*Data extracted from a collection*.

□ □ □ □

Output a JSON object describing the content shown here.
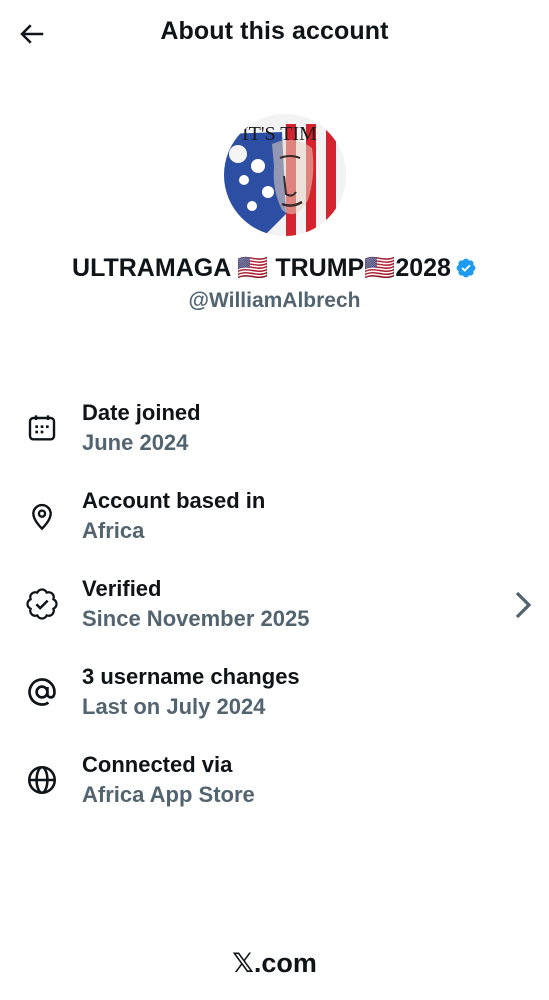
{
  "header": {
    "title": "About this account"
  },
  "profile": {
    "display_name": "ULTRAMAGA 🇺🇸 TRUMP🇺🇸2028",
    "handle": "@WilliamAlbrech",
    "avatar_text": "IT'S TIM",
    "verified": true
  },
  "info": [
    {
      "icon": "calendar-icon",
      "title": "Date joined",
      "subtitle": "June 2024"
    },
    {
      "icon": "location-pin-icon",
      "title": "Account based in",
      "subtitle": "Africa"
    },
    {
      "icon": "verified-check-icon",
      "title": "Verified",
      "subtitle": "Since November 2025"
    },
    {
      "icon": "at-sign-icon",
      "title": "3 username changes",
      "subtitle": "Last on July 2024"
    },
    {
      "icon": "globe-icon",
      "title": "Connected via",
      "subtitle": "Africa App Store"
    }
  ],
  "footer": {
    "brand": "𝕏.com"
  },
  "colors": {
    "text_primary": "#0f1419",
    "text_secondary": "#536471",
    "verified_blue": "#1d9bf0"
  }
}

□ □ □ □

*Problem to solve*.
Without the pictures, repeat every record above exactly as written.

*Result of this task*.
Output a JSON object describing the content shown here.
{
  "header": {
    "title": "About this account"
  },
  "profile": {
    "display_name": "ULTRAMAGA 🇺🇸 TRUMP🇺🇸2028",
    "handle": "@WilliamAlbrech",
    "avatar_text": "IT'S TIM",
    "verified": true
  },
  "info": [
    {
      "icon": "calendar-icon",
      "title": "Date joined",
      "subtitle": "June 2024"
    },
    {
      "icon": "location-pin-icon",
      "title": "Account based in",
      "subtitle": "Africa"
    },
    {
      "icon": "verified-check-icon",
      "title": "Verified",
      "subtitle": "Since November 2025"
    },
    {
      "icon": "at-sign-icon",
      "title": "3 username changes",
      "subtitle": "Last on July 2024"
    },
    {
      "icon": "globe-icon",
      "title": "Connected via",
      "subtitle": "Africa App Store"
    }
  ],
  "footer": {
    "brand": "𝕏.com"
  },
  "colors": {
    "text_primary": "#0f1419",
    "text_secondary": "#536471",
    "verified_blue": "#1d9bf0"
  }
}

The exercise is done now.